MOSCOW, Nov 22 (Reuters) - Russia's ZTZ said on Thursday it had won a contract to sell half a million tonnes of pipes to gas giant Gazprom next year for the construction of part of the Power of Siberia pipeline.
Gazprom did not respond to a request for confirmation of the contract, which ZTZ said was worth over 42 billion roubles ($641.24 million).
Gazprom is obliged to hold tenders for such contracts, but news that the contract had already gone to ZTZ, which only entered the market three years ago, came as a surprise to other producers, who frequently take part in such tenders.
Other pipe producers were not aware that the contract had been offered, two sources in the industry said.
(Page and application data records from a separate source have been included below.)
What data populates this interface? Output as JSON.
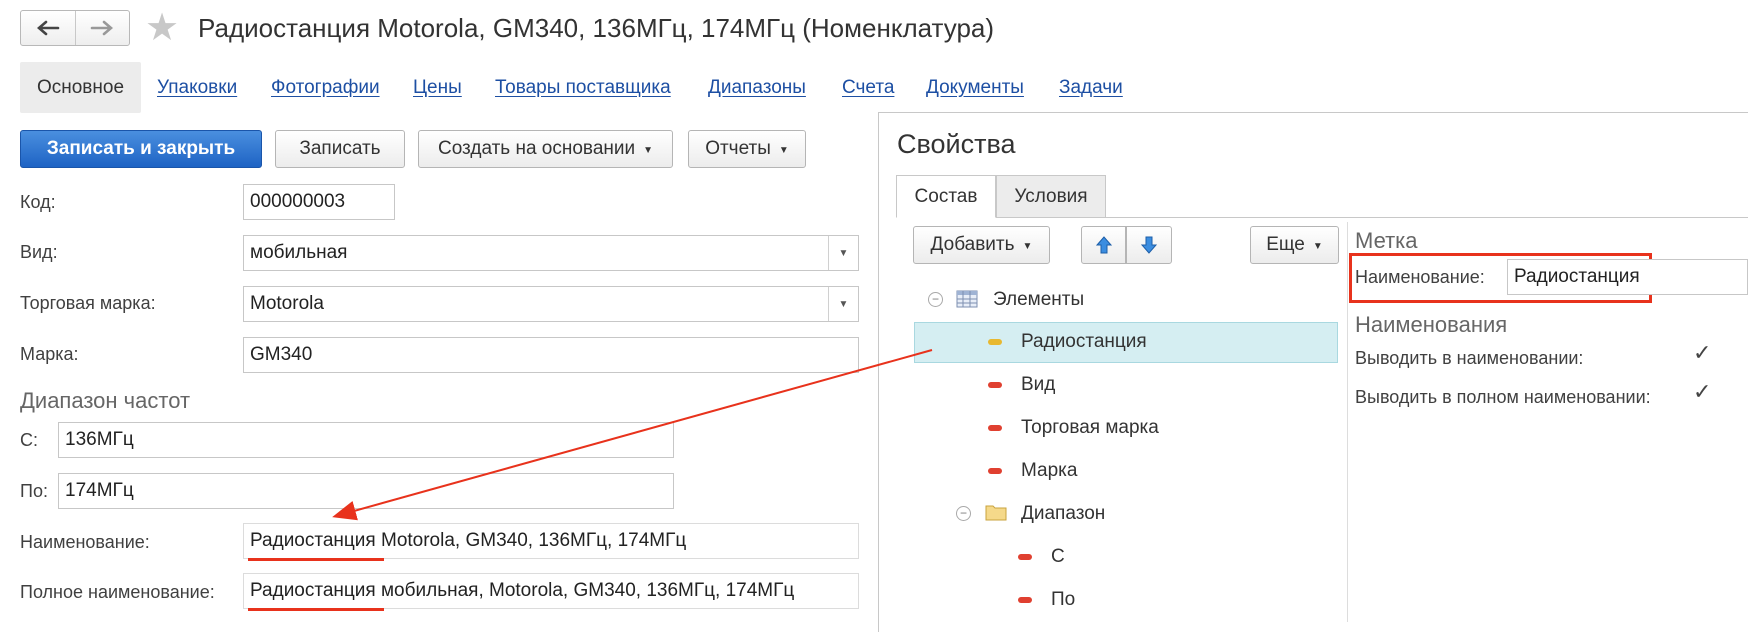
{
  "window": {
    "title": "Радиостанция Motorola, GM340, 136МГц, 174МГц (Номенклатура)",
    "back_icon": "arrow-left-icon",
    "forward_icon": "arrow-right-icon",
    "favorite_icon": "star-icon"
  },
  "tabs": {
    "active": "Основное",
    "links": [
      "Упаковки",
      "Фотографии",
      "Цены",
      "Товары поставщика",
      "Диапазоны",
      "Счета",
      "Документы",
      "Задачи"
    ]
  },
  "toolbar": {
    "save_close": "Записать и закрыть",
    "save": "Записать",
    "create_based": "Создать на основании",
    "reports": "Отчеты"
  },
  "form": {
    "code_label": "Код:",
    "code_value": "000000003",
    "kind_label": "Вид:",
    "kind_value": "мобильная",
    "brand_label": "Торговая марка:",
    "brand_value": "Motorola",
    "model_label": "Марка:",
    "model_value": "GM340",
    "range_group": "Диапазон частот",
    "from_label": "С:",
    "from_value": "136МГц",
    "to_label": "По:",
    "to_value": "174МГц",
    "name_label": "Наименование:",
    "name_value": "Радиостанция Motorola, GM340, 136МГц, 174МГц",
    "fullname_label": "Полное наименование:",
    "fullname_value": "Радиостанция мобильная, Motorola, GM340, 136МГц, 174МГц"
  },
  "properties": {
    "title": "Свойства",
    "tab_composition": "Состав",
    "tab_conditions": "Условия",
    "add_button": "Добавить",
    "more_button": "Еще",
    "tree": {
      "root": "Элементы",
      "items": [
        "Радиостанция",
        "Вид",
        "Торговая марка",
        "Марка"
      ],
      "folder": "Диапазон",
      "sub_items": [
        "С",
        "По"
      ]
    },
    "label_group": "Метка",
    "label_name_label": "Наименование:",
    "label_name_value": "Радиостанция",
    "names_group": "Наименования",
    "show_in_name": "Выводить в наименовании:",
    "show_in_name_checked": true,
    "show_in_full_name": "Выводить в полном наименовании:",
    "show_in_full_name_checked": true
  },
  "colors": {
    "accent_link": "#1d4fa3",
    "primary_button": "#1e63c4",
    "annotation_red": "#e8321c",
    "selection": "#d5eef2"
  }
}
Official documents show that Gazprom filed a notice on Russia's official procurement website on Nov. 19 to hold a tender to buy 500,000 tonnes of pipes, and that the tender closed within 26 hours.
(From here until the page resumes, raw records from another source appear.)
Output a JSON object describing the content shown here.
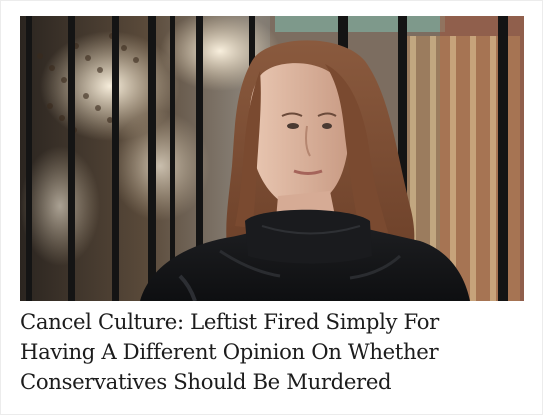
{
  "article": {
    "image_alt": "woman with auburn hair in a dark jacket standing by a black iron fence",
    "headline_lines": [
      "Cancel Culture: Leftist Fired Simply For",
      "Having A Different Opinion On Whether",
      "Conservatives Should Be Murdered"
    ]
  },
  "colors": {
    "headline_text": "#1c1c1c",
    "background": "#ffffff"
  }
}
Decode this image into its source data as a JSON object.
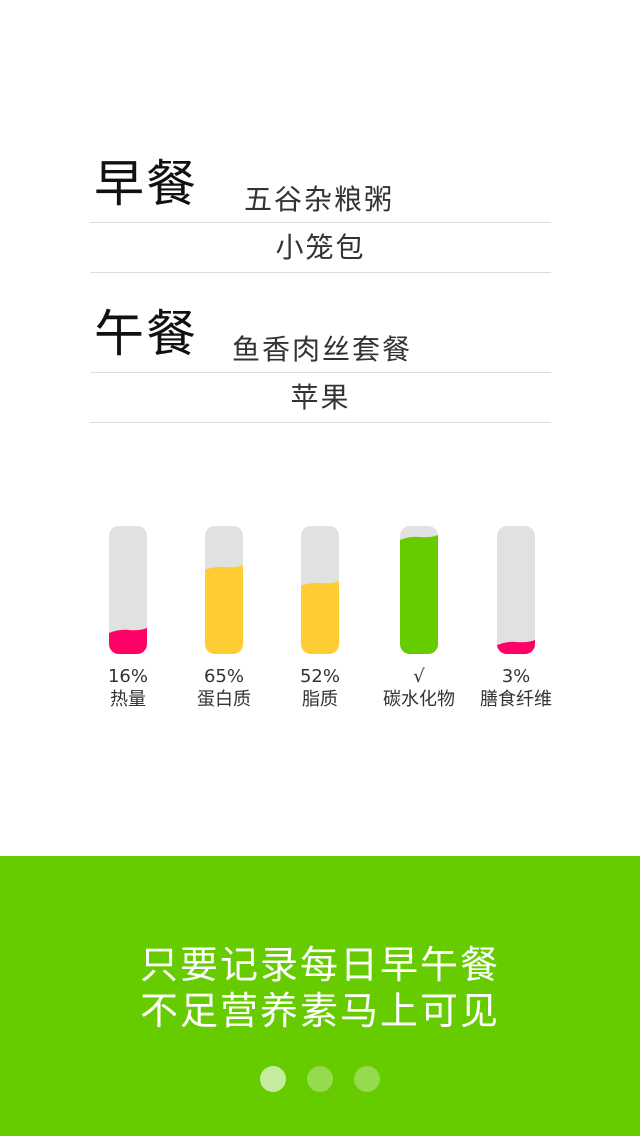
{
  "meals": {
    "breakfast": {
      "title": "早餐",
      "items": [
        "五谷杂粮粥",
        "小笼包"
      ]
    },
    "lunch": {
      "title": "午餐",
      "items": [
        "鱼香肉丝套餐",
        "苹果"
      ]
    }
  },
  "nutrients": [
    {
      "label": "热量",
      "value_text": "16%",
      "fill": 0.16,
      "color": "#ff0066"
    },
    {
      "label": "蛋白质",
      "value_text": "65%",
      "fill": 0.65,
      "color": "#ffcc33"
    },
    {
      "label": "脂质",
      "value_text": "52%",
      "fill": 0.52,
      "color": "#ffcc33"
    },
    {
      "label": "碳水化物",
      "value_text": "√",
      "fill": 0.88,
      "color": "#66cc00"
    },
    {
      "label": "膳食纤维",
      "value_text": "3%",
      "fill": 0.06,
      "color": "#ff0066"
    }
  ],
  "banner": {
    "line1": "只要记录每日早午餐",
    "line2": "不足营养素马上可见",
    "background": "#66cc00",
    "pager": {
      "count": 3,
      "active": 0
    }
  }
}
It was the second time Gazprom had held a tender for this project. Its first attempt fell through in October after all major domestic pipemakers refused to take part, with sources in the sector saying Gazprom had set the price too low.
ZTZ is a relatively new company. It began producing pipes in December 2015, and its arrival on the scene has shaken up a market traditionally controlled by four producers - steelmakers OMK and Severstal, plus specialist pipemakers ChelPipe and TMK.
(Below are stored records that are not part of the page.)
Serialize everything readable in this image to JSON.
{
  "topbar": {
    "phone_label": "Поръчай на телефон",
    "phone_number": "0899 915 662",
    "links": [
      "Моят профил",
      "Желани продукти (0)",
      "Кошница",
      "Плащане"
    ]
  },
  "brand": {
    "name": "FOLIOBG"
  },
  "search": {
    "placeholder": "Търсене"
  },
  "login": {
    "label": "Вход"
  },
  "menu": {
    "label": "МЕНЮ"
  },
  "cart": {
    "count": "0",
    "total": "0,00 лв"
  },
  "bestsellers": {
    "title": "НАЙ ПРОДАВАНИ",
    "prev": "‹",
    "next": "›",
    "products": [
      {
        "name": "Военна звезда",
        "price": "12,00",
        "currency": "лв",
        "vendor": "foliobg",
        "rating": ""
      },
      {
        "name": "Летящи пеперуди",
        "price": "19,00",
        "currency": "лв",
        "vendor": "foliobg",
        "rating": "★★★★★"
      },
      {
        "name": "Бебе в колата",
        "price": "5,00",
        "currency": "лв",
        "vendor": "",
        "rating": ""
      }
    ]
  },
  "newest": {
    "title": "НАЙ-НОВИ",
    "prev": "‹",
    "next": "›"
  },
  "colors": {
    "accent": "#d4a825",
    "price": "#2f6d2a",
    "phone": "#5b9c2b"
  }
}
Sources told Reuters in February that Kremlin-controlled Gazprom was seeking discounts - put by the sources at 20 percent - in an attempt to limit its investment spending, which is due to peak in the next two years.
"It is specifically our appearance on the large diameter pipe market that has permitted a total transformation of the skewed pipe price for Gazprom," ZTZ Chief Executive Denis Safin said in a statement on Thursday.
"Prices rose between 2011 and 2016, but after we launched, prices for large diameter pipes have fallen by over 30 percent for the gas company (Gazprom)," Safin said.
ZTZ's total plant capacity is 500,000 tonnes of pipes a year.
($1 = 65.4980 roubles) (Reporting by Polina Ivanova; additional reporting by Oksana Kobzeva; Editing by Polina Devitt and Susan Fenton)